Top of Data for analysis

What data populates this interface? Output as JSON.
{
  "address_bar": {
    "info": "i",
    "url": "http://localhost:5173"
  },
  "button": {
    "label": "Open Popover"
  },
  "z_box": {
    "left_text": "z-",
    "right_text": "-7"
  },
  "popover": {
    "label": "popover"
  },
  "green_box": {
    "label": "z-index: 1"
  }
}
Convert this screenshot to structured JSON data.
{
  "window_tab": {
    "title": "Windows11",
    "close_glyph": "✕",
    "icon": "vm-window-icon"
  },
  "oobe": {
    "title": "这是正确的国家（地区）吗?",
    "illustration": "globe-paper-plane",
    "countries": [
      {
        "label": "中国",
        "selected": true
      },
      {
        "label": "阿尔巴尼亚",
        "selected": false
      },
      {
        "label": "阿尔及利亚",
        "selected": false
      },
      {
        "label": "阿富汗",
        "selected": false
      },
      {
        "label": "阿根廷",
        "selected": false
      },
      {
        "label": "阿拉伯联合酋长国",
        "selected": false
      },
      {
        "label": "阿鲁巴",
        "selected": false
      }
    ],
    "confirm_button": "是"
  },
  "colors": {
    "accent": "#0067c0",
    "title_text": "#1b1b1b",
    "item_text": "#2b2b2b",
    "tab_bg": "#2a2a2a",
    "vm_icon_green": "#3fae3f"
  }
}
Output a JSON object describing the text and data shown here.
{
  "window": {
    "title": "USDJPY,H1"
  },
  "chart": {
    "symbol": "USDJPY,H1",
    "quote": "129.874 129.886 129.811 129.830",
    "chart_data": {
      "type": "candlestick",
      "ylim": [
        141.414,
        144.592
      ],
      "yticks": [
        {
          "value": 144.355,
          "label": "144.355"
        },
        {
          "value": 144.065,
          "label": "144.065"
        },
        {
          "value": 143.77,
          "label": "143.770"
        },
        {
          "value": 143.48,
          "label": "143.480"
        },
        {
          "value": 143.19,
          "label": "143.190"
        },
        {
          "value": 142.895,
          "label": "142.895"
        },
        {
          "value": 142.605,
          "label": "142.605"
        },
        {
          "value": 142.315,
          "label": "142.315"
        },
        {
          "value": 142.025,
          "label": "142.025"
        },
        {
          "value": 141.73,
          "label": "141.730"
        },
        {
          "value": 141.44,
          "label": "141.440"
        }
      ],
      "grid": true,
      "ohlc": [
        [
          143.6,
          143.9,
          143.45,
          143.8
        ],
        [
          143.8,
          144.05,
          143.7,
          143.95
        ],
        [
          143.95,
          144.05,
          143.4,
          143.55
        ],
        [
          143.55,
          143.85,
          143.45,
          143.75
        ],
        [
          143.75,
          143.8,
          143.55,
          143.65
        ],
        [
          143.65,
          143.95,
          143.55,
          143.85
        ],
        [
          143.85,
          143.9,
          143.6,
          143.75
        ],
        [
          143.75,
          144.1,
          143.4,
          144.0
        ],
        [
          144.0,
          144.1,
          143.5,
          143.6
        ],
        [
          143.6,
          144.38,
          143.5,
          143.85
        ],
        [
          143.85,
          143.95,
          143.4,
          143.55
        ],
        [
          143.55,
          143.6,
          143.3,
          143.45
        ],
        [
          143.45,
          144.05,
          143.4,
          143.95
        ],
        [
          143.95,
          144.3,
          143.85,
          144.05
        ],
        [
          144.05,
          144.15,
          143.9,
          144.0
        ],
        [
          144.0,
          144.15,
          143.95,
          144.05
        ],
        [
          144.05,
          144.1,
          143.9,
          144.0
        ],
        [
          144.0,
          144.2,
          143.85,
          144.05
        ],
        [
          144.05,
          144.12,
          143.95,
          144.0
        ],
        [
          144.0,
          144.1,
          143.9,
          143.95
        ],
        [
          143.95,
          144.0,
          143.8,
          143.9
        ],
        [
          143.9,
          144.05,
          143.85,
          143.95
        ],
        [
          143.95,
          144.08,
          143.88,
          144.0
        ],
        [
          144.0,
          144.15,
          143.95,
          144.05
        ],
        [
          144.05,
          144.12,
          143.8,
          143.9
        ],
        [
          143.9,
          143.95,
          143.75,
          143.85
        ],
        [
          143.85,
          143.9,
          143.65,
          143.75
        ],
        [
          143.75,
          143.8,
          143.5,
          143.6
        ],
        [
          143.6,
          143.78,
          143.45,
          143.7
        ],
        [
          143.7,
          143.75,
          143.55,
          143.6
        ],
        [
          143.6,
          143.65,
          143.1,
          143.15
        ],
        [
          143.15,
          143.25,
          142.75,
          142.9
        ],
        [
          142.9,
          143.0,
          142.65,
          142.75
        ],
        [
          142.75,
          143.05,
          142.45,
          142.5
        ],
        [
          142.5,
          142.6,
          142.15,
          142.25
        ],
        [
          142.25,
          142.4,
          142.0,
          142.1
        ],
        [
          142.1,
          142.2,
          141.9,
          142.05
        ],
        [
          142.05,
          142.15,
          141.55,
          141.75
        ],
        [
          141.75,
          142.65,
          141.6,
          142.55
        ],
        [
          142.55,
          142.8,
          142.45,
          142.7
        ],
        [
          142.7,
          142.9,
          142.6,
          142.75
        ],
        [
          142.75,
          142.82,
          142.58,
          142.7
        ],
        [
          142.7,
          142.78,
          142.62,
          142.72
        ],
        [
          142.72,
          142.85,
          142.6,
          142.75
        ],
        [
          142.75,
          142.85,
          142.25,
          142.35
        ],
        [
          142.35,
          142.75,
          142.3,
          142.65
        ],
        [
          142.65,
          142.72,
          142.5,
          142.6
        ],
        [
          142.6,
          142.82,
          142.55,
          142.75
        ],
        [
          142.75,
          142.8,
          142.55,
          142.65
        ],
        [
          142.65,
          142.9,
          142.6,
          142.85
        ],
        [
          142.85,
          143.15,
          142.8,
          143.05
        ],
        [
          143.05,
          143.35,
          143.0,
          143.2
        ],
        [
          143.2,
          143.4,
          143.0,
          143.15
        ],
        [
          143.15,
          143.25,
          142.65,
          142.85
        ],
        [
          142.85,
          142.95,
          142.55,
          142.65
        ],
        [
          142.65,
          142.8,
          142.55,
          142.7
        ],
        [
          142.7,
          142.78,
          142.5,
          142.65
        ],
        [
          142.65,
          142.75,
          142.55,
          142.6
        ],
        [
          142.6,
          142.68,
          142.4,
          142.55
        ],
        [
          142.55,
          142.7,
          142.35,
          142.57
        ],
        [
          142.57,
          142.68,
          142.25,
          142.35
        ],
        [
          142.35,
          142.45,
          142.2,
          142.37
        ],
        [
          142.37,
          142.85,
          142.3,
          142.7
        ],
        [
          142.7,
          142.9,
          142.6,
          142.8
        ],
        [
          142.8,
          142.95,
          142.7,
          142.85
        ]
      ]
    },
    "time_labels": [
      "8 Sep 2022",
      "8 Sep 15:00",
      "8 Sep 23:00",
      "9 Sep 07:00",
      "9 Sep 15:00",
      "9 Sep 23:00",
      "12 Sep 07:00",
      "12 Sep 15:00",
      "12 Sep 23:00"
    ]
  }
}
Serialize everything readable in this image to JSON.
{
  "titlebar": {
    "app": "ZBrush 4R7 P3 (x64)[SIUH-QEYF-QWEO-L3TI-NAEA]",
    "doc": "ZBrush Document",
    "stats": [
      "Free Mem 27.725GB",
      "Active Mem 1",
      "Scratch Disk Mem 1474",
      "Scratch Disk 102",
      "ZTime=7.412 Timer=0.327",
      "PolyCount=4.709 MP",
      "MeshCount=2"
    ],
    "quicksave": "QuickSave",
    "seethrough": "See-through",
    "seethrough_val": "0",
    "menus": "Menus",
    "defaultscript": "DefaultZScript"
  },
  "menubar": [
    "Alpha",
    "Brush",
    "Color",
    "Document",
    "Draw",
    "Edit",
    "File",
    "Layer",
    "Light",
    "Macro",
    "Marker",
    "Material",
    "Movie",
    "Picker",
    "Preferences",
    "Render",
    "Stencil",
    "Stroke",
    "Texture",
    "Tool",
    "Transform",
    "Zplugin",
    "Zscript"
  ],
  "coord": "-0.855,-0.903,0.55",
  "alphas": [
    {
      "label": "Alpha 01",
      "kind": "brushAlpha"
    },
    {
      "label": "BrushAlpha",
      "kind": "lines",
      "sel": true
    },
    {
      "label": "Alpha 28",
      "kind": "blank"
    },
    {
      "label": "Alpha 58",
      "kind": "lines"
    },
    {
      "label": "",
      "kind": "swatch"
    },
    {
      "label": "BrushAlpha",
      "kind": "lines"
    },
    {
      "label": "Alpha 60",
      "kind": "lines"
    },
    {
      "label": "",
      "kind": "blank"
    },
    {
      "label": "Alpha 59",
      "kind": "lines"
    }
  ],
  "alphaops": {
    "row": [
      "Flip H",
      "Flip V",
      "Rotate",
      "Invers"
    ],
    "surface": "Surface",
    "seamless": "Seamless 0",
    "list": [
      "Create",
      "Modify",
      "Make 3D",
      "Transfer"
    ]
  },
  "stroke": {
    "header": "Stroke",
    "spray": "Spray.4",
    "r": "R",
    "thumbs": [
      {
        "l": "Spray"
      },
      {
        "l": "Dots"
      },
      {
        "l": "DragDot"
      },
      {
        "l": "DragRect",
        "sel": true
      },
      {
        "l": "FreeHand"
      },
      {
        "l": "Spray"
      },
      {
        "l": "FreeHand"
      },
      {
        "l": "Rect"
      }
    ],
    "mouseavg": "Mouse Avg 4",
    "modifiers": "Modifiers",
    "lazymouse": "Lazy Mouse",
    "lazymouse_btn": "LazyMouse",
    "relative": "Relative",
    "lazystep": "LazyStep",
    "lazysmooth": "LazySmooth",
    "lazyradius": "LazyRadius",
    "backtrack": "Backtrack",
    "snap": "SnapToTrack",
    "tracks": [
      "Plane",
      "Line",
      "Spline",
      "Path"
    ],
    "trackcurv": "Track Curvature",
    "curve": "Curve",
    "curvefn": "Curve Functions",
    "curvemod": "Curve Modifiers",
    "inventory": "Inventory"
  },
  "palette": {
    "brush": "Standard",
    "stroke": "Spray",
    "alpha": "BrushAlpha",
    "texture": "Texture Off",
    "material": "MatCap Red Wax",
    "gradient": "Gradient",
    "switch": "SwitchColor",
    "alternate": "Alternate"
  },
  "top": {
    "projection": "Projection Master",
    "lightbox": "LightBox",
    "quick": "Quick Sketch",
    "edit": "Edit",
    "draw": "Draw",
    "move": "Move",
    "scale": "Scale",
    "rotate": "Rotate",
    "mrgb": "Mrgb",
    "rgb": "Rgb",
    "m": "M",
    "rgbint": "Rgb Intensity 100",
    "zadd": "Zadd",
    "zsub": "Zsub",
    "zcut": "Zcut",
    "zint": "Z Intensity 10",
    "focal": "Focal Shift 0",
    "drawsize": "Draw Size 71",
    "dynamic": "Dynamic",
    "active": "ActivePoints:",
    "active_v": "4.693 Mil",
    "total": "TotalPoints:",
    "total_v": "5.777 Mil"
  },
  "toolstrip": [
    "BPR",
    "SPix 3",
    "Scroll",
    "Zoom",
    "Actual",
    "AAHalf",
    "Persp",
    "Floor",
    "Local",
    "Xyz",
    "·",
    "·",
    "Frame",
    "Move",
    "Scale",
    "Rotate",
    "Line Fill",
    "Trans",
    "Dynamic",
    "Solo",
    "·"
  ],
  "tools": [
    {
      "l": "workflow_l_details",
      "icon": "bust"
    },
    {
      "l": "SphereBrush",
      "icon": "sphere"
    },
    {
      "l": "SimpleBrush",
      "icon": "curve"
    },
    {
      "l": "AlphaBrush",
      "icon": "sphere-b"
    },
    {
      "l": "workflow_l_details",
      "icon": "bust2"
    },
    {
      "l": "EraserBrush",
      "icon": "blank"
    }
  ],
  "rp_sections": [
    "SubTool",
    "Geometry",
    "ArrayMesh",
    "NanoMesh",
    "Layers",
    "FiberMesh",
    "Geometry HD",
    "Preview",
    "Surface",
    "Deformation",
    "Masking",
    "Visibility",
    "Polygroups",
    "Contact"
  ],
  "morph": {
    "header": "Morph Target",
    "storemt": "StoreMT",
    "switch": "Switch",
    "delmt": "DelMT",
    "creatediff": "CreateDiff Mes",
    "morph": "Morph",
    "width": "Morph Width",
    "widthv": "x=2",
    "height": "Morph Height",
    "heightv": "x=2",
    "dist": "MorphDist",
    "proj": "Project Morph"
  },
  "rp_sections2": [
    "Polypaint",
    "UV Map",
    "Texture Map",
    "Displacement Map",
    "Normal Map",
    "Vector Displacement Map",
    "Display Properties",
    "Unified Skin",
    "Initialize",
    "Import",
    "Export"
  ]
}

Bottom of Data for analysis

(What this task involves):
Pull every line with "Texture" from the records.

(Solution for this exercise):
    "Texture",
    "texture": "Texture Off",
    "Texture Map",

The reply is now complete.